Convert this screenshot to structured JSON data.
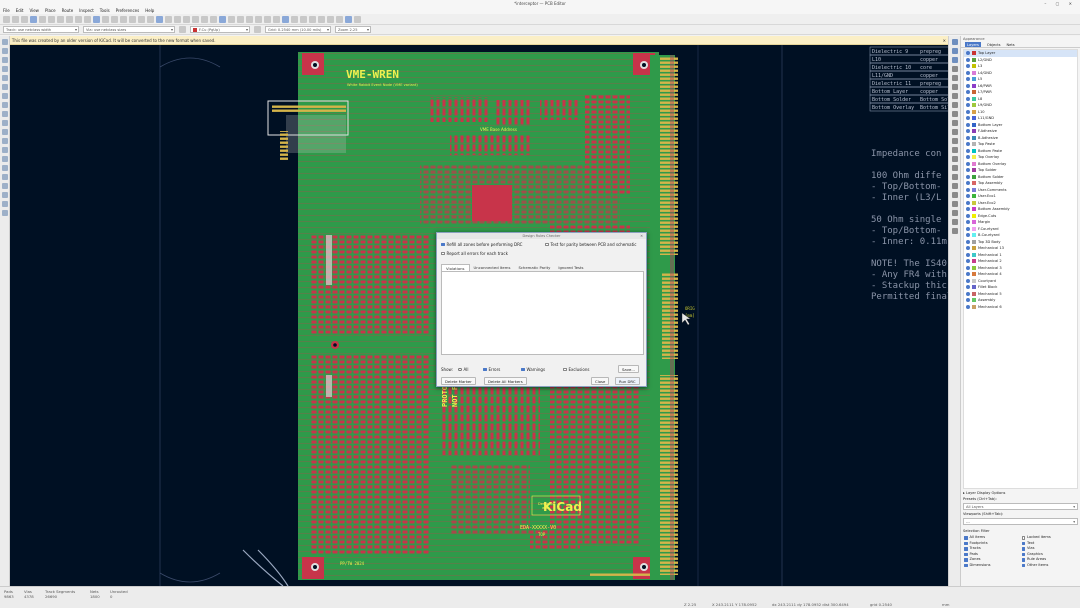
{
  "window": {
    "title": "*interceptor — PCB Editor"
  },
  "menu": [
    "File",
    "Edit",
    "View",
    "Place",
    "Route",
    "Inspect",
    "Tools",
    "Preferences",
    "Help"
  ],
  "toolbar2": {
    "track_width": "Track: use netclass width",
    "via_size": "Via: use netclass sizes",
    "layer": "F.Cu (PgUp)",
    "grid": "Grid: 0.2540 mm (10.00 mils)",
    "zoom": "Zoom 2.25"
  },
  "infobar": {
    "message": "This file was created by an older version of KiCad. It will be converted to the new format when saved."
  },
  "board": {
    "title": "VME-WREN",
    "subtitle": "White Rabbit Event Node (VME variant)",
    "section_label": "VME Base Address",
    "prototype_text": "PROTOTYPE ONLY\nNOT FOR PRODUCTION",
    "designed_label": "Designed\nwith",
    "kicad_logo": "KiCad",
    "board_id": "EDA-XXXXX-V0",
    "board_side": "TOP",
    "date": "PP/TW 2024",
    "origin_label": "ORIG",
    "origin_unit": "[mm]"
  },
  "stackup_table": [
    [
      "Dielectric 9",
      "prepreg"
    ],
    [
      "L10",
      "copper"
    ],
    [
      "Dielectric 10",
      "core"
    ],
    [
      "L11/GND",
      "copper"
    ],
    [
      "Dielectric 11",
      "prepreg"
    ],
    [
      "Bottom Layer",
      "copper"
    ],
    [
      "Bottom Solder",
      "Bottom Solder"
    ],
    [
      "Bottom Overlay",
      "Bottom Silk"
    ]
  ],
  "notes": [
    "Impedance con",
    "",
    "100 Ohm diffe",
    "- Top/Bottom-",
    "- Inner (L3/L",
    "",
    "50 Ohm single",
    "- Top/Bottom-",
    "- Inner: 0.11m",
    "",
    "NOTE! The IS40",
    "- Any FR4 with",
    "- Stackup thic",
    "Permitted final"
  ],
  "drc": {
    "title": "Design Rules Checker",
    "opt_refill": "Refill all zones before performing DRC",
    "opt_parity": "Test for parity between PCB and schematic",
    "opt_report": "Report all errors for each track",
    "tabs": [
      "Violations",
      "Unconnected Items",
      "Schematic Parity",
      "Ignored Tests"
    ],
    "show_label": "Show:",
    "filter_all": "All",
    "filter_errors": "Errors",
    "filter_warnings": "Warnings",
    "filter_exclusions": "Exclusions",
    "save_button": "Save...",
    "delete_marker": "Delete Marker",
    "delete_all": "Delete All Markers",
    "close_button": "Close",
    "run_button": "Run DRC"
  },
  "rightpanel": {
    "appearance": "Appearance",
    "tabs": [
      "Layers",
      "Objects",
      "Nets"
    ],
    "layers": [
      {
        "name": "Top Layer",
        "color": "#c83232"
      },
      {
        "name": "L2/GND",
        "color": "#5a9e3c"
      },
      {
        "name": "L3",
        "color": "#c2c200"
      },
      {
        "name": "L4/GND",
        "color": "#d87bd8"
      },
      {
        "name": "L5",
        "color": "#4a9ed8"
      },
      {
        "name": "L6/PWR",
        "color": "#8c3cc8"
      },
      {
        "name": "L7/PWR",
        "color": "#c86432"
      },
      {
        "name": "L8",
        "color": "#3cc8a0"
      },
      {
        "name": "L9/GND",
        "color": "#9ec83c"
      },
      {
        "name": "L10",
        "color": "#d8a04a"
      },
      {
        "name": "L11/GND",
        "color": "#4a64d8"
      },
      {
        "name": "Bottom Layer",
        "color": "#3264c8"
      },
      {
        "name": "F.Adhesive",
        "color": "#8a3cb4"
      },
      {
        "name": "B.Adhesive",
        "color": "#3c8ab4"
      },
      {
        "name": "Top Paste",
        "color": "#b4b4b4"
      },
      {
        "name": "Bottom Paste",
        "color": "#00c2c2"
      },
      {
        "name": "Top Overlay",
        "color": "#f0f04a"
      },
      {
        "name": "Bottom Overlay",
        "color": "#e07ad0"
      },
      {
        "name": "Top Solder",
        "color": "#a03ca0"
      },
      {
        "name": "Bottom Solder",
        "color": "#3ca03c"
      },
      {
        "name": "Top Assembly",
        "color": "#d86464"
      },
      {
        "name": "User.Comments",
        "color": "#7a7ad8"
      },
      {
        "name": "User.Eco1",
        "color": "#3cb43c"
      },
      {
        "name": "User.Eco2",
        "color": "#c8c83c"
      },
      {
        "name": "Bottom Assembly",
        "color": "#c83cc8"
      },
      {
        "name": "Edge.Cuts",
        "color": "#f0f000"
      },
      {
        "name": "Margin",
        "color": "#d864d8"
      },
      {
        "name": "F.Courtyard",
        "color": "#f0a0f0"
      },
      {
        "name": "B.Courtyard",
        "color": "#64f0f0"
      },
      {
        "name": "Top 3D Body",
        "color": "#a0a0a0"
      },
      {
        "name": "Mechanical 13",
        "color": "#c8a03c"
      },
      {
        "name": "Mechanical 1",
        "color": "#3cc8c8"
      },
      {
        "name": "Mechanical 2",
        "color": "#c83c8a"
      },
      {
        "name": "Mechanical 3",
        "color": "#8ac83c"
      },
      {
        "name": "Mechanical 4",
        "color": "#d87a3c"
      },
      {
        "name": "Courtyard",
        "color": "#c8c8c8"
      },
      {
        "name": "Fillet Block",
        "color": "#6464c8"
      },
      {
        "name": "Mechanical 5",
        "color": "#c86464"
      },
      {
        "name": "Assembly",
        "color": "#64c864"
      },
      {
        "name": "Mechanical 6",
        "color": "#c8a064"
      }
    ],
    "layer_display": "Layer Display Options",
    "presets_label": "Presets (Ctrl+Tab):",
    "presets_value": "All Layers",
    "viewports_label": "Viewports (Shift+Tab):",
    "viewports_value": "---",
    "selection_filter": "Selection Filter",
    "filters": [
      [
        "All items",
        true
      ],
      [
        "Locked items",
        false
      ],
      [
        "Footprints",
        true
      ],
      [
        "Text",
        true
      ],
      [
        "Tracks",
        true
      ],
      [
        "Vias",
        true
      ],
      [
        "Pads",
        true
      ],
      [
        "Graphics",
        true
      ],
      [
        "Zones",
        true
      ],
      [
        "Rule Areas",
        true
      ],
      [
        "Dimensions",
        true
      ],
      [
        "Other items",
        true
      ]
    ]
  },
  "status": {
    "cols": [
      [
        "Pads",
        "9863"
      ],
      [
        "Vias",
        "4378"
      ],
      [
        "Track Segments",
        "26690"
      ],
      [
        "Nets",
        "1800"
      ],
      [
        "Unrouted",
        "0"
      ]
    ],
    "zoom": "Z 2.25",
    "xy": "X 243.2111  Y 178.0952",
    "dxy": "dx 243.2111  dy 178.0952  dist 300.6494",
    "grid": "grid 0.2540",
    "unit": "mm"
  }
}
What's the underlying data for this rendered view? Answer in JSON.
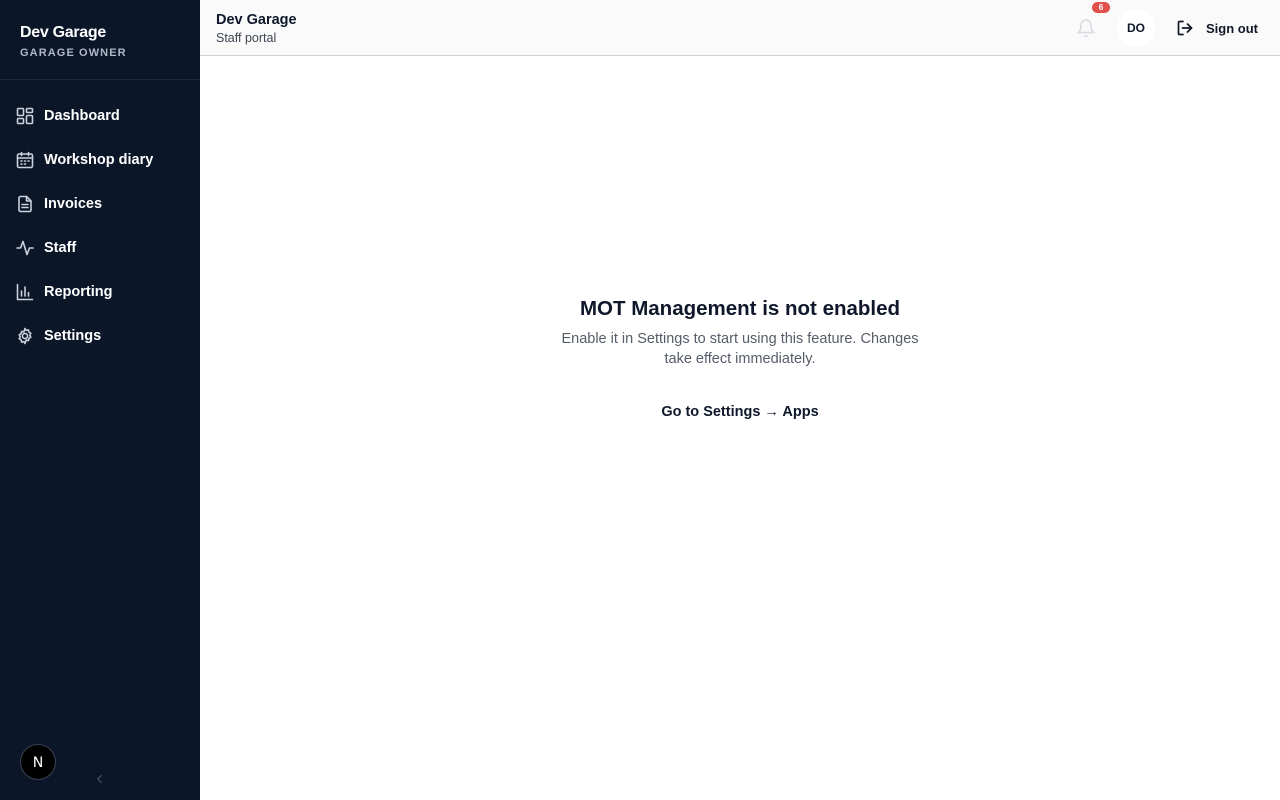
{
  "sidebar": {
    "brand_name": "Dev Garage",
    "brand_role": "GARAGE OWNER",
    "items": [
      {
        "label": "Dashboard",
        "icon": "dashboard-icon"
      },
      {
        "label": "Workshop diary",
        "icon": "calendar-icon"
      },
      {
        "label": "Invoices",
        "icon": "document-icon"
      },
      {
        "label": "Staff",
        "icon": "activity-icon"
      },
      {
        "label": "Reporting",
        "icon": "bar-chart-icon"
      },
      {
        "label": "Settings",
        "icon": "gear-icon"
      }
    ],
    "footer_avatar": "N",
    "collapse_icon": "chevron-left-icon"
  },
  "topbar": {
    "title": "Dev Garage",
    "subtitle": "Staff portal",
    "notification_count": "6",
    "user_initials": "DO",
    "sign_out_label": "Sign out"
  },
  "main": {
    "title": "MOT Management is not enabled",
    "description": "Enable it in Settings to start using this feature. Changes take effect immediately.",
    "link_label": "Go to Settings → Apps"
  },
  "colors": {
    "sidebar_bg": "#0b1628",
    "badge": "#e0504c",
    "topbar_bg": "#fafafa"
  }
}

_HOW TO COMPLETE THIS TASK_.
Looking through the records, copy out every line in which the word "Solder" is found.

_EXERCISE OUTPUT_.
      "Bottom Solder",
      "Bottom Solder"
        "name": "Top Solder",
        "name": "Bottom Solder",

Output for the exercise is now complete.